Alves, Mario Amado. "The Shattered Document Approach to Adaptive Hypertext. Design and Evaluation." In Mining the Digital Information Networks, 17th International Conference on Electronic Publishing. ELPUB. Karlskrona, Sweden: IOS Press BV, 2013.

We address the problem of improving, automatically, the usability of a large online document. We propose an adaptive hypertext approach, based on splitting the document into components smaller than the page or screen, called noogramicles, and creating each page as a new assemblage of noogramicles each time it is accessed. The adaptation comes from learning the navigation patterns of the usors (authors and readers), and is manifested in the assemblage of pages. We test this model across a number of configurations, including chance and non-adaptive systems. We evaluate our model through simulation. We have designed a simulator based on established findings about the behaviour of hypertext users. We have realised a quantitative evaluation based on hypertext usability measures adapted to the problem: session size, session cost.

Di Cesare, Rosa, Silvia Giannini, and Daniela Luzi. "Towards an e-Publishing library service in Humanities and Social Sciences: a feasibility study." In Mining the Digital Information Networks, 17th International Conference on Electronic Publishing. ELPUB. Karlskrona, Sweden: IOS Press BV, 2013.

The paper describes a methodology used to analyze the editorial production of CNR Institutes belonging to the Department of Humanities and Social Sciences (HSS). This analysis is considered a prerequisite to design a feasibility study to develop an e-publishing service tailored to HSS. To reach this aim the paper describes in particular the characteristics of currently published products defining a set of quality indicators that can help designing a future e-publishing service.

Welsh, Teresa S., and Stacy Creel. "Usage Data of an OpenAccess e-Journal in a Digital Repository." In Mining the Digital Information Networks, 17th International Conference on Electronic Publishing. ELPUB. Karlskrona, Sweden: IOS Press BV, 2013.
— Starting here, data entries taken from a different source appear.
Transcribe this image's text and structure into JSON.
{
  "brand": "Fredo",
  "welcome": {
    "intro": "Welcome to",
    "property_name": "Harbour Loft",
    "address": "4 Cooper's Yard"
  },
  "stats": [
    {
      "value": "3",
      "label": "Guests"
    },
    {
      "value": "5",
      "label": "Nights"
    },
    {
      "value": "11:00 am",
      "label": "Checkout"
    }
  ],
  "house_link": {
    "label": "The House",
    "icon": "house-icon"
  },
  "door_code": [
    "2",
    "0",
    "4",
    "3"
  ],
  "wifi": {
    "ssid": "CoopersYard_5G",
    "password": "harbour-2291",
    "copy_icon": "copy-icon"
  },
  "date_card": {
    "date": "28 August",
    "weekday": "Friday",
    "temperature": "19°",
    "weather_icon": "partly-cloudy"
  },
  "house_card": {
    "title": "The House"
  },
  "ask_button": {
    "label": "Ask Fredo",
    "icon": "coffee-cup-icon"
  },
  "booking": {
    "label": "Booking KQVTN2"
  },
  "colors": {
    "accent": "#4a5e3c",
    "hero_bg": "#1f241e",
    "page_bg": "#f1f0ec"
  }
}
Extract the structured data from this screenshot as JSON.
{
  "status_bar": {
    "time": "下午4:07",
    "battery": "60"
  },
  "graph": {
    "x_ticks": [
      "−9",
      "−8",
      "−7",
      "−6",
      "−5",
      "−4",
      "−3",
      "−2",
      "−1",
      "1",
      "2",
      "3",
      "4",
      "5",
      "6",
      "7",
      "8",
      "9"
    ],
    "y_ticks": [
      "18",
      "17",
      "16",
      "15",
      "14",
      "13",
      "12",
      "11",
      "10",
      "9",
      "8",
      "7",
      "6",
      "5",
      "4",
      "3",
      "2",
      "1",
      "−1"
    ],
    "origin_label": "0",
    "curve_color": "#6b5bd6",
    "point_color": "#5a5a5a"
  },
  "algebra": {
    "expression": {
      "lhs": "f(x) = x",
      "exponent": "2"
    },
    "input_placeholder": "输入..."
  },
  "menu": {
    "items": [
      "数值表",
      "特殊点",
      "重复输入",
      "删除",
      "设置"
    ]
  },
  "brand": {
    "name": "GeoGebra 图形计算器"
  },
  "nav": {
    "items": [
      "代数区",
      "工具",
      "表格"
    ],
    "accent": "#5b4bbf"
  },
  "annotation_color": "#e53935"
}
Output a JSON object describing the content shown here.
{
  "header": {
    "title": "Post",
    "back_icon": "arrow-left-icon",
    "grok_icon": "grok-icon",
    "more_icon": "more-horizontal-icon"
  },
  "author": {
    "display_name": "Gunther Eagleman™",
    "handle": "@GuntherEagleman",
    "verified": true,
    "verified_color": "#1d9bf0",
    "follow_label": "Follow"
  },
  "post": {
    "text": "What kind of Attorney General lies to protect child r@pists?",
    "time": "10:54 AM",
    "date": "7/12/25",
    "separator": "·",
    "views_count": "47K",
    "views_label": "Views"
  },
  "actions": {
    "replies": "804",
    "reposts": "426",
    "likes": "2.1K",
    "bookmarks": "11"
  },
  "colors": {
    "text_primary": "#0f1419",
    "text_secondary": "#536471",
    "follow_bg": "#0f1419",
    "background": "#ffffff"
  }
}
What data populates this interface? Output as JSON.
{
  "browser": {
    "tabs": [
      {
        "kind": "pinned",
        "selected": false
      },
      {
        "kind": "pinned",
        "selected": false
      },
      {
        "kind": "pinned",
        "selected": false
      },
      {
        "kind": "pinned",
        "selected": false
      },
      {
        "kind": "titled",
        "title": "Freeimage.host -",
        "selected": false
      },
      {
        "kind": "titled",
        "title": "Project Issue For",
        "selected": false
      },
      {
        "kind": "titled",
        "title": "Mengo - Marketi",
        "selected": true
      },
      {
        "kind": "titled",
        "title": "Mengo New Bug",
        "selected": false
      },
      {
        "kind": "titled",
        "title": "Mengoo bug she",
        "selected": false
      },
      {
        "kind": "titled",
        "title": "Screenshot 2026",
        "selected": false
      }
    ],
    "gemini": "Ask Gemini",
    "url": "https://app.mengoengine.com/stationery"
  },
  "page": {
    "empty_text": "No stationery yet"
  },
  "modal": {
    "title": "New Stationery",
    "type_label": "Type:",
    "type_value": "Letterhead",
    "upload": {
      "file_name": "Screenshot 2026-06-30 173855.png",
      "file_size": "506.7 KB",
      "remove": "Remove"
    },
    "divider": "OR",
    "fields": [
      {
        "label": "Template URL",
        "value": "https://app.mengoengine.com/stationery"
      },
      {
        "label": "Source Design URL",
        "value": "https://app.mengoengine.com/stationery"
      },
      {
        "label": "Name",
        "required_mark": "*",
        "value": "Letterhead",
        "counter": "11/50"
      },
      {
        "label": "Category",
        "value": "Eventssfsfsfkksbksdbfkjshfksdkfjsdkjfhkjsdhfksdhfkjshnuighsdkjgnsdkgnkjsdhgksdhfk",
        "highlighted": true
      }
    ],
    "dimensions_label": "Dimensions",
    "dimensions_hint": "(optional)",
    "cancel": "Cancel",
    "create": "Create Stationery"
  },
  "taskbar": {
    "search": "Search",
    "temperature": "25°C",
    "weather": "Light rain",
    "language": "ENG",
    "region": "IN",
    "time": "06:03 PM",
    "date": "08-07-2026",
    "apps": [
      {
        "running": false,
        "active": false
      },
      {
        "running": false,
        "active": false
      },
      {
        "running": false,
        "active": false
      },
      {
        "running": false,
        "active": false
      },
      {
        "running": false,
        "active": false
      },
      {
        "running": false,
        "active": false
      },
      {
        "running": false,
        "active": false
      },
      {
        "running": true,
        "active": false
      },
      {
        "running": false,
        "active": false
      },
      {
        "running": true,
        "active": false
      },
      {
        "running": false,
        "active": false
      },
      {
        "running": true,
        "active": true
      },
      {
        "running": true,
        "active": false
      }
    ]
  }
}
Of fifty-eight library and information science programs currently accredited by the American Library Association (ALA) in the United States and Canada, the University of Southern Mississippi’s School of Library and Information Science (SLIS) is one of only twenty offered completely online and is the only ALA-accredited program in the state. Part of the accreditation process includes maintaining contact and communication with students and alumni. This can be a difficult task to accomplish when faculty may never meet students in person and students are located all over the state, the United States, and the world. One idea to meet this accreditation requirement was to create an online newsletter; students and alumni would send in updates and would receive program updates. Fortunately, reaccreditation coincided with the university library’s introduction of The Aquila Digital Community (http://aquila.usm.edu/) hosted through Digital Commons. Once Aquila was in place and it became obvious that Digital Commons made it easy to do much more than newsletters, the focus moved to an open access journal called SLIS Connecting (Image 1). The new purpose became “to share news, information and research with future students, current students, alumni, faculty, and the general population through selected faculty publications, invited student publications, refereed publications, and through regular columns.”[1] The first issue was electronically published in February 2012 and the second in October 2012. The third issue was published in February 2013 and contains the first paper submitted from an author not affiliated with SLIS. SLIS Connecting, an electronic open-access journal hosted in a university depository, is currently indexed in Google Search and in Google Scholar.